### Work request
Below are records; copy every line among them that contains the word "name".

Source records
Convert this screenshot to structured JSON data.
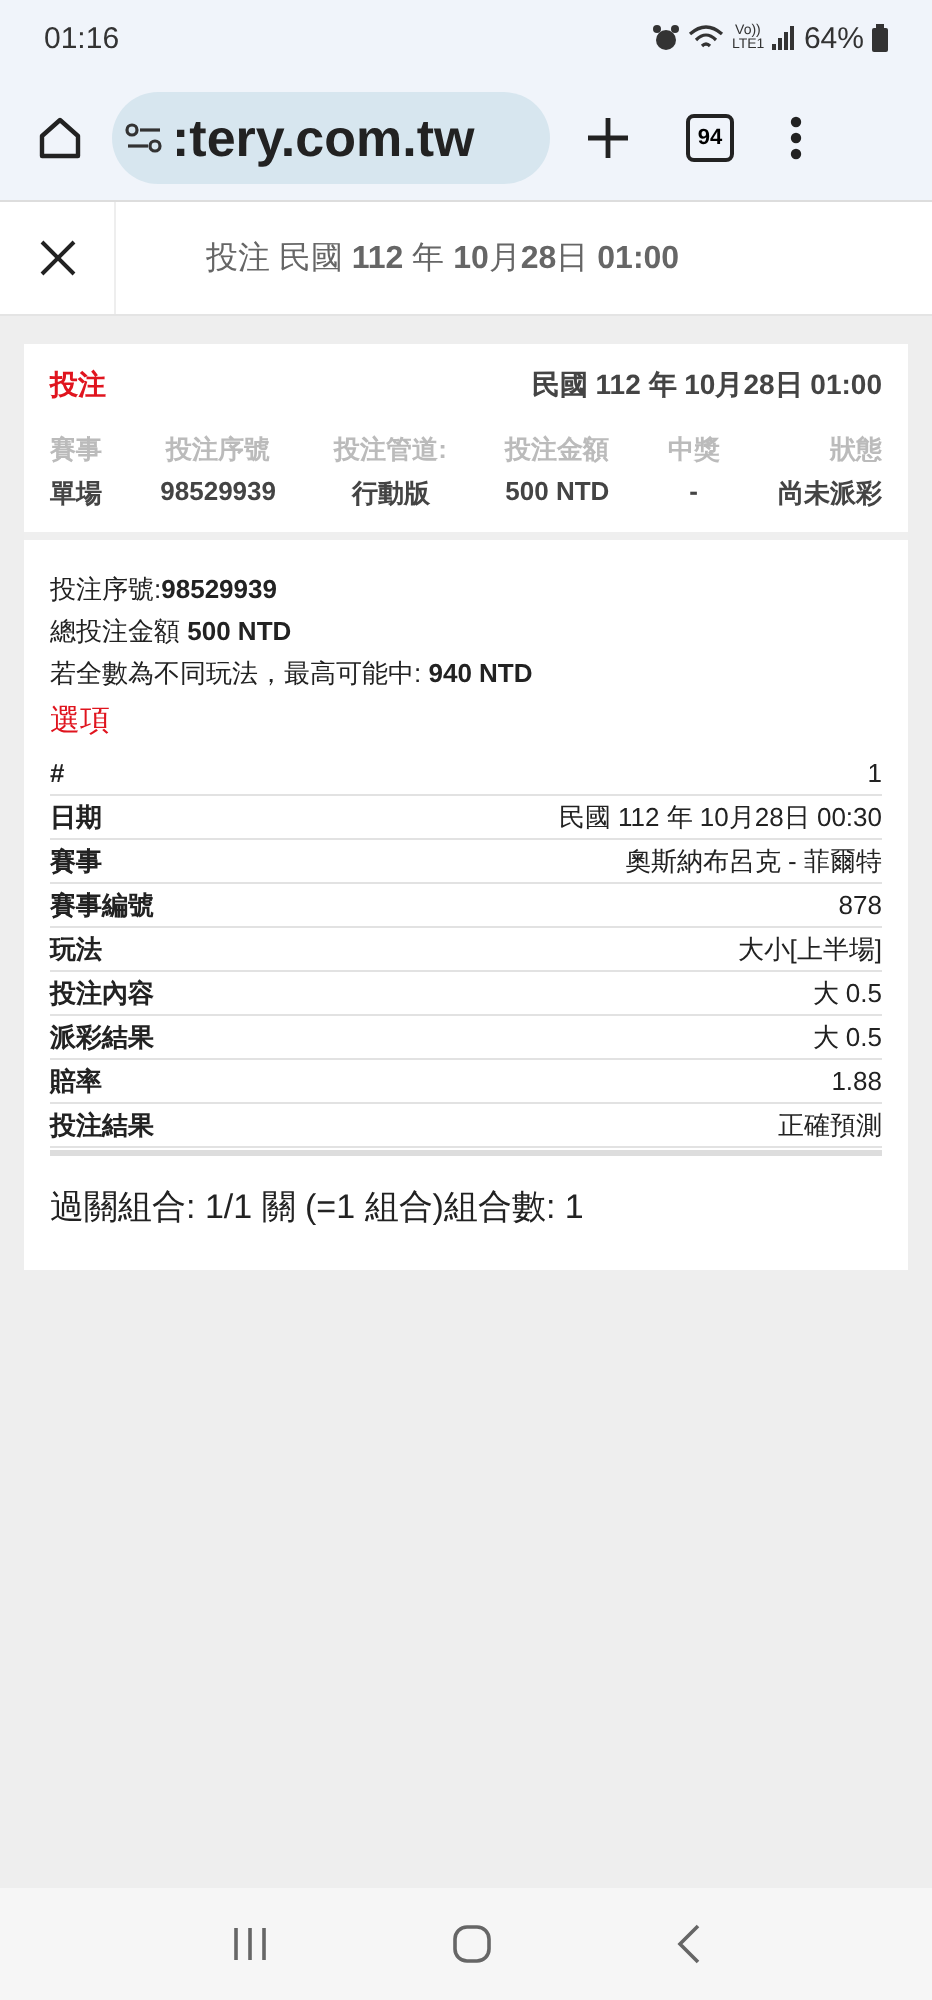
{
  "status_bar": {
    "time": "01:16",
    "network_label": "Vo)) LTE1",
    "battery": "64%"
  },
  "browser": {
    "url": ":tery.com.tw",
    "tab_count": "94"
  },
  "header": {
    "title": "投注 民國 **112** 年 **10**月**28**日 **01:00**"
  },
  "summary": {
    "title": "投注",
    "date": "民國 112 年 10月28日 01:00",
    "columns": [
      {
        "label": "賽事",
        "value": "單場"
      },
      {
        "label": "投注序號",
        "value": "98529939"
      },
      {
        "label": "投注管道:",
        "value": "行動版"
      },
      {
        "label": "投注金額",
        "value": "500 NTD"
      },
      {
        "label": "中獎",
        "value": "-"
      },
      {
        "label": "狀態",
        "value": "尚未派彩"
      }
    ]
  },
  "details": {
    "lines": [
      "投注序號:**98529939**",
      "總投注金額 **500 NTD**",
      "若全數為不同玩法，最高可能中: **940 NTD**"
    ],
    "section_title": "選項",
    "rows": [
      {
        "label": "#",
        "value": "1"
      },
      {
        "label": "日期",
        "value": "民國 112 年 10月28日 00:30"
      },
      {
        "label": "賽事",
        "value": "奧斯納布呂克 - 菲爾特"
      },
      {
        "label": "賽事編號",
        "value": "878"
      },
      {
        "label": "玩法",
        "value": "大小[上半場]"
      },
      {
        "label": "投注內容",
        "value": "大 0.5"
      },
      {
        "label": "派彩結果",
        "value": "大 0.5"
      },
      {
        "label": "賠率",
        "value": "1.88"
      },
      {
        "label": "投注結果",
        "value": "正確預測"
      }
    ],
    "combination": "過關組合: 1/1 關 (=1 組合)組合數: 1"
  }
}
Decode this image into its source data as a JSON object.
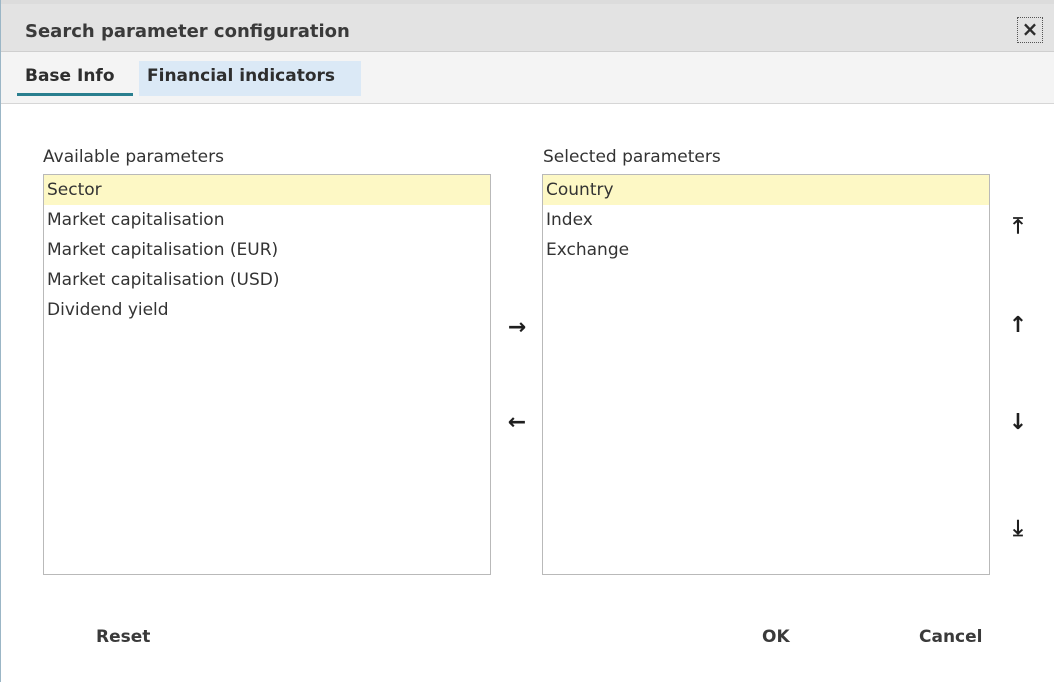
{
  "dialog": {
    "title": "Search parameter configuration",
    "close_label": "×"
  },
  "tabs": [
    {
      "label": "Base Info",
      "active": true
    },
    {
      "label": "Financial indicators",
      "active": false
    }
  ],
  "available": {
    "label": "Available parameters",
    "items": [
      "Sector",
      "Market capitalisation",
      "Market capitalisation (EUR)",
      "Market capitalisation (USD)",
      "Dividend yield"
    ],
    "selected_index": 0
  },
  "selected": {
    "label": "Selected parameters",
    "items": [
      "Country",
      "Index",
      "Exchange"
    ],
    "selected_index": 0
  },
  "transfer": {
    "add_icon": "→",
    "remove_icon": "←"
  },
  "order": {
    "top_icon": "⤒",
    "up_icon": "↑",
    "down_icon": "↓",
    "bottom_icon": "⤓"
  },
  "buttons": {
    "reset": "Reset",
    "ok": "OK",
    "cancel": "Cancel"
  },
  "colors": {
    "selection": "#fdf8c5",
    "tab_accent": "#2a7f8f",
    "tab_highlight": "#dbe9f6"
  }
}
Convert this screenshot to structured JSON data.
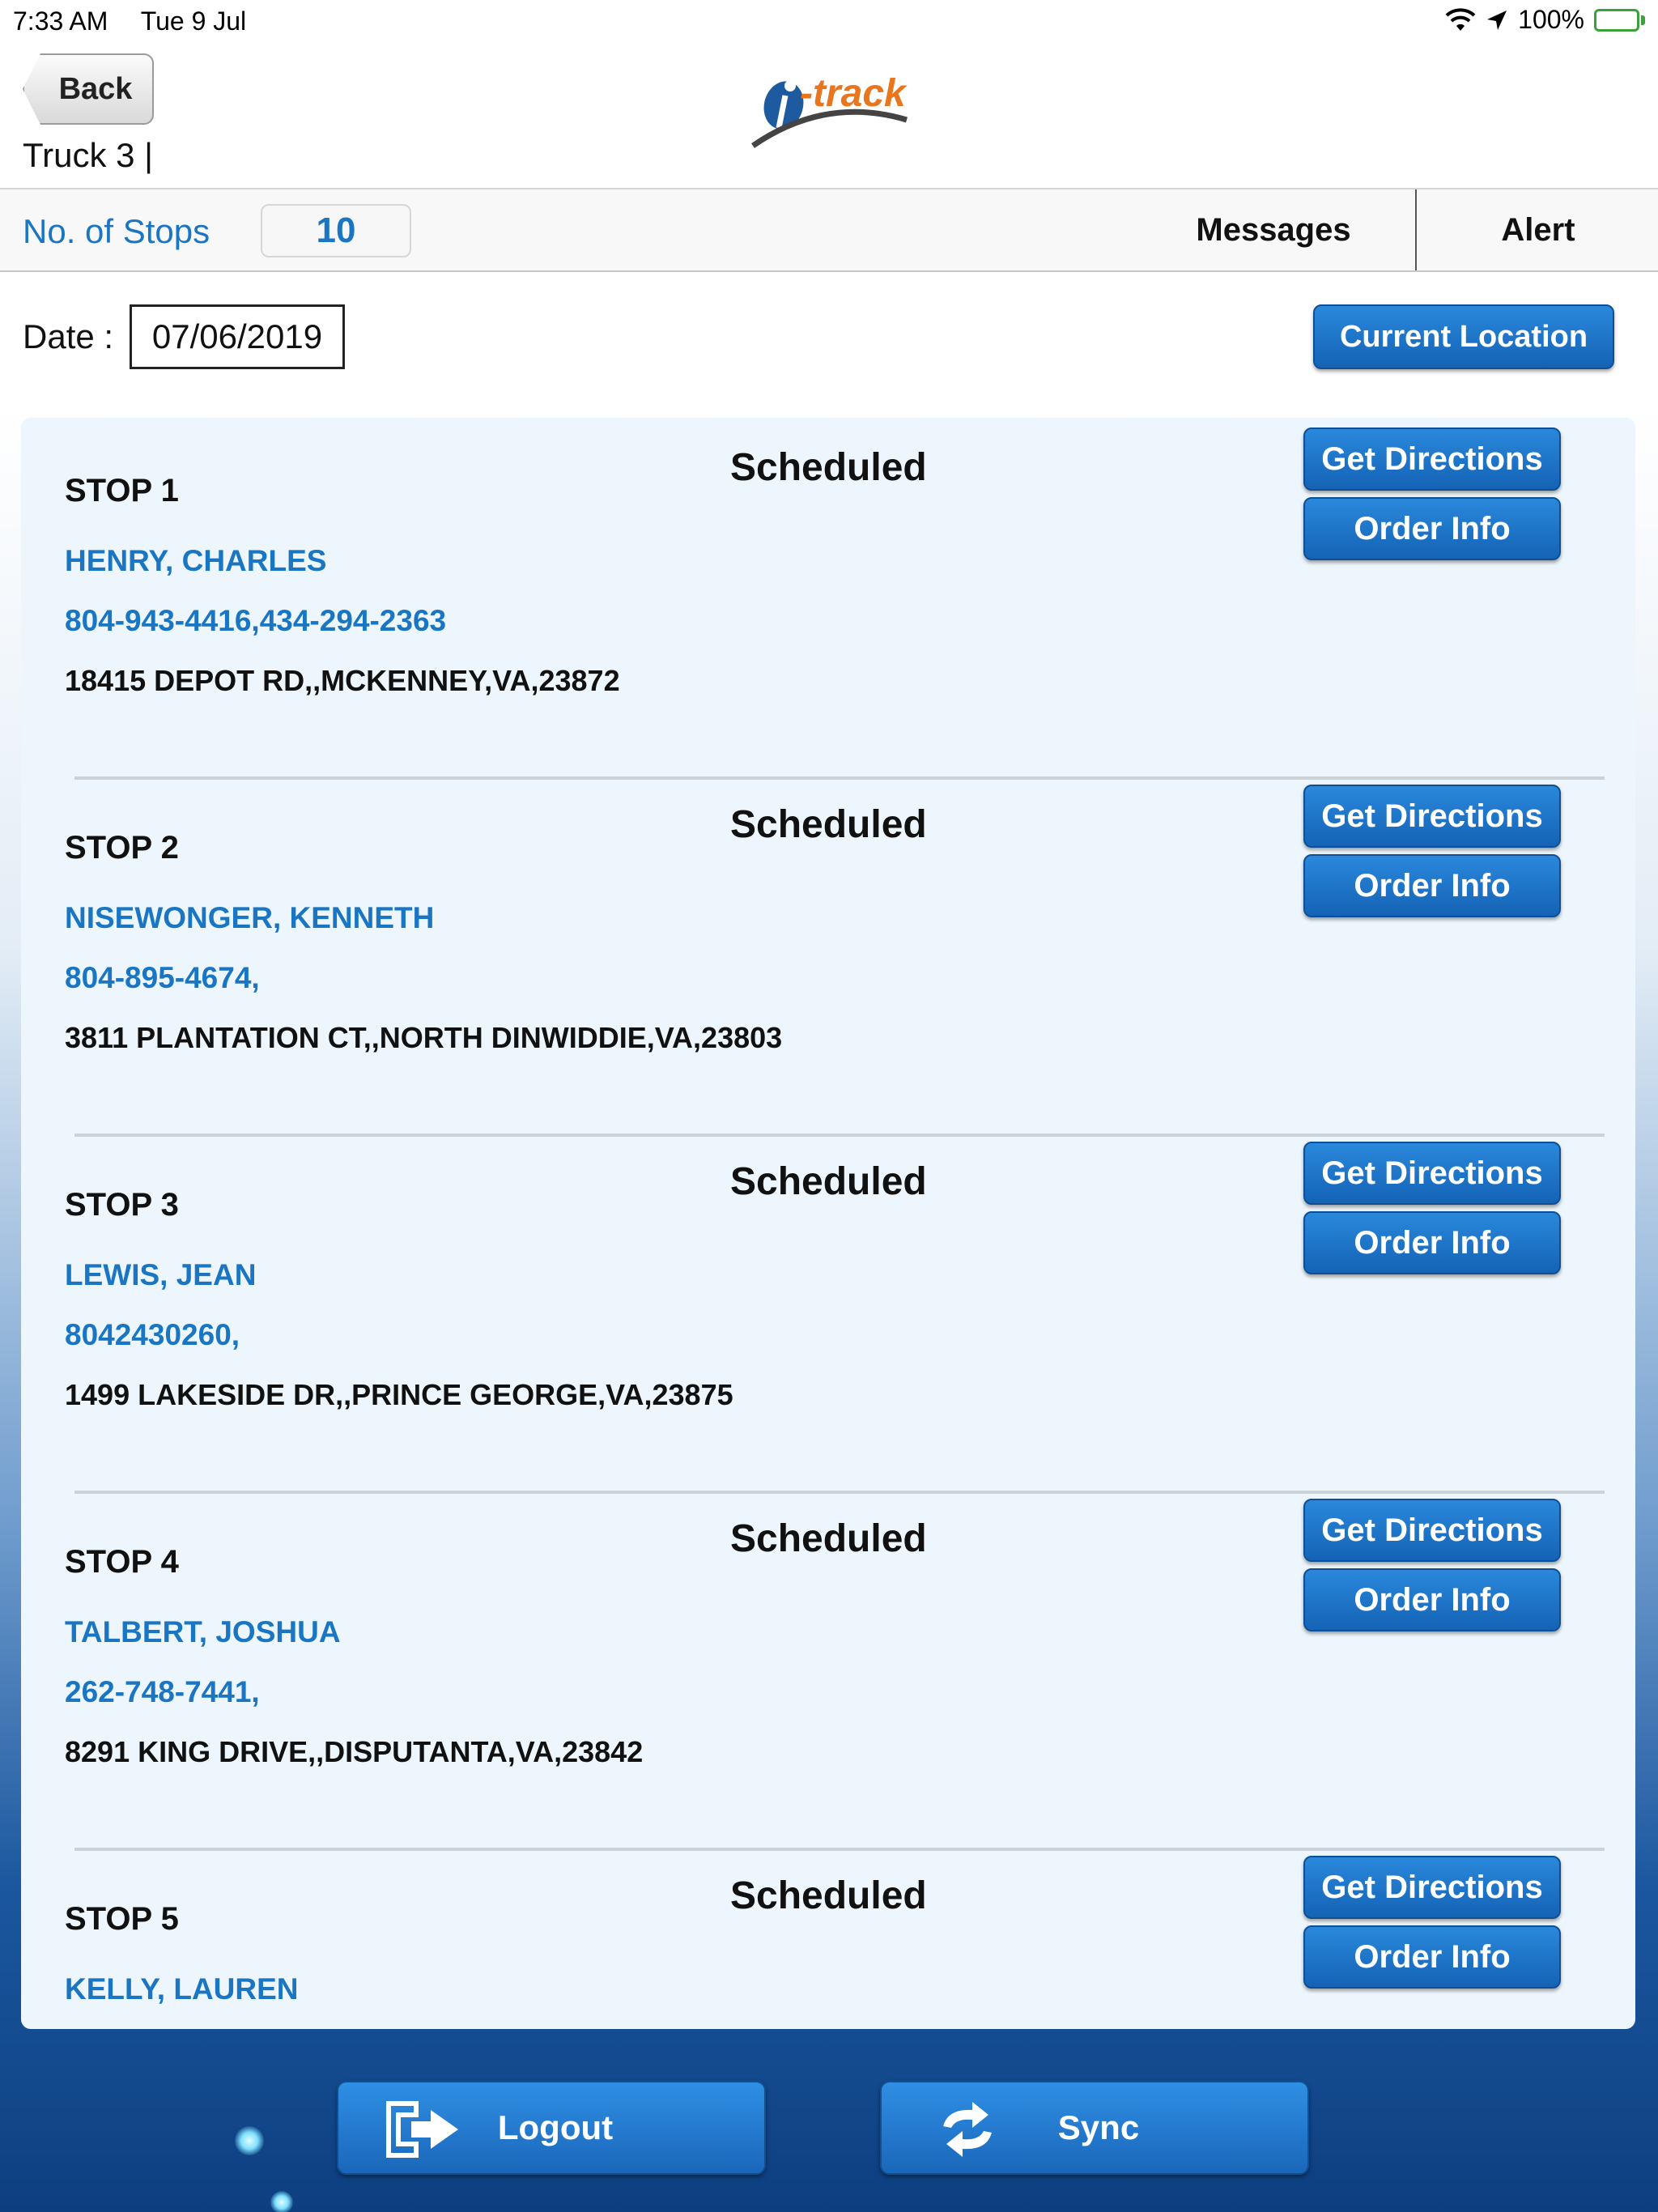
{
  "status_bar": {
    "time": "7:33 AM",
    "date": "Tue 9 Jul",
    "battery": "100%",
    "wifi_icon": "wifi-icon",
    "location_icon": "location-arrow-icon"
  },
  "header": {
    "back_label": "Back",
    "truck_label": "Truck 3 |",
    "logo_text": "-track",
    "logo_color": "#e8761e"
  },
  "toolbar": {
    "stops_label": "No. of Stops",
    "stops_count": "10",
    "messages_label": "Messages",
    "alert_label": "Alert"
  },
  "date_row": {
    "label": "Date :",
    "value": "07/06/2019",
    "current_location_label": "Current Location"
  },
  "stops": [
    {
      "title": "STOP 1",
      "status": "Scheduled",
      "name": "HENRY, CHARLES",
      "phone": "804-943-4416,434-294-2363",
      "address": "18415 DEPOT RD,,MCKENNEY,VA,23872",
      "directions_label": "Get Directions",
      "order_label": "Order Info"
    },
    {
      "title": "STOP 2",
      "status": "Scheduled",
      "name": "NISEWONGER,  KENNETH",
      "phone": "804-895-4674,",
      "address": "3811 PLANTATION CT,,NORTH DINWIDDIE,VA,23803",
      "directions_label": "Get Directions",
      "order_label": "Order Info"
    },
    {
      "title": "STOP 3",
      "status": "Scheduled",
      "name": "LEWIS, JEAN",
      "phone": "8042430260,",
      "address": "1499 LAKESIDE DR,,PRINCE GEORGE,VA,23875",
      "directions_label": "Get Directions",
      "order_label": "Order Info"
    },
    {
      "title": "STOP 4",
      "status": "Scheduled",
      "name": "TALBERT,  JOSHUA",
      "phone": "262-748-7441,",
      "address": "8291 KING DRIVE,,DISPUTANTA,VA,23842",
      "directions_label": "Get Directions",
      "order_label": "Order Info"
    },
    {
      "title": "STOP 5",
      "status": "Scheduled",
      "name": "KELLY, LAUREN",
      "phone": "",
      "address": "",
      "directions_label": "Get Directions",
      "order_label": "Order Info"
    }
  ],
  "bottom_bar": {
    "logout_label": "Logout",
    "sync_label": "Sync"
  },
  "colors": {
    "accent_blue": "#1a76c2",
    "button_blue": "#1463b6",
    "card_bg": "#ecf6fc"
  }
}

### Result of the task
      "name": "HENRY, CHARLES",
      "name": "NISEWONGER,  KENNETH",
      "name": "LEWIS, JEAN",
      "name": "TALBERT,  JOSHUA",
      "name": "KELLY, LAUREN",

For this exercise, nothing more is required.